### TASK GOAL
Using the entries that follow, please report how many lines contain the word "Select", with no other words.

(Interface dataset entries)
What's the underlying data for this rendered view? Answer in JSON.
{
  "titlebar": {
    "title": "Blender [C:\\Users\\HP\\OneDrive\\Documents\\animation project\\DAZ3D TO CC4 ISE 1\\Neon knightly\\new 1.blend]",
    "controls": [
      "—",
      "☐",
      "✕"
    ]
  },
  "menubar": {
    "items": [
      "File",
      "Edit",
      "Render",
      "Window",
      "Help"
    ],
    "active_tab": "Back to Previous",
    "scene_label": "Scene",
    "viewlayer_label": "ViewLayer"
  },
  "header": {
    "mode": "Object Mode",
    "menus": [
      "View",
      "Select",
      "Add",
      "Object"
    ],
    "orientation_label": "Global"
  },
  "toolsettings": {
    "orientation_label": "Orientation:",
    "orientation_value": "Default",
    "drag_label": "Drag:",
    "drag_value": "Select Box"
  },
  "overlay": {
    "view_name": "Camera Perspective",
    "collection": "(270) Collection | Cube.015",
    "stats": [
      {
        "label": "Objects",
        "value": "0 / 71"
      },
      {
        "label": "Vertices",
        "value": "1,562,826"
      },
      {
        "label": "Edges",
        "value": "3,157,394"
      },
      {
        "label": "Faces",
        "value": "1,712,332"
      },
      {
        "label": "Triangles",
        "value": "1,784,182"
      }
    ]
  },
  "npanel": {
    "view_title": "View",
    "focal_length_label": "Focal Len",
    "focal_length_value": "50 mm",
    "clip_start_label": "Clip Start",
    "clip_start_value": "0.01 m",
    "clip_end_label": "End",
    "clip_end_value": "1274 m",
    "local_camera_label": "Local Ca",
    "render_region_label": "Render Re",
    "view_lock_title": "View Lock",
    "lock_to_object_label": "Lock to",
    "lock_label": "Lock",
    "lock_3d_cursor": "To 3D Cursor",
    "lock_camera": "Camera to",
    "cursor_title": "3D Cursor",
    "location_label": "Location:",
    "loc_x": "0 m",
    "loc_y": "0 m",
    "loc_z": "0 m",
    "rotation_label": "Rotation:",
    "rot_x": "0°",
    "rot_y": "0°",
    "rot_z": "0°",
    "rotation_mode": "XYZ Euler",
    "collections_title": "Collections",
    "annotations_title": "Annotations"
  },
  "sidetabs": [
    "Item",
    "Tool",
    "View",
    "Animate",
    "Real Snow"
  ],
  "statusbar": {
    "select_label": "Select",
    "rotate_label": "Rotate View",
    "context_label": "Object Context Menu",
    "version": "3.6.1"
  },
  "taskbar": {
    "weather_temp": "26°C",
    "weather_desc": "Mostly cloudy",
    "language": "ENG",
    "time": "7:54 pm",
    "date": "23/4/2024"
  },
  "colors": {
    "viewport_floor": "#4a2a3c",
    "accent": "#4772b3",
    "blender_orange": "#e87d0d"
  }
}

### ANSWER TO THE PROBLEM
3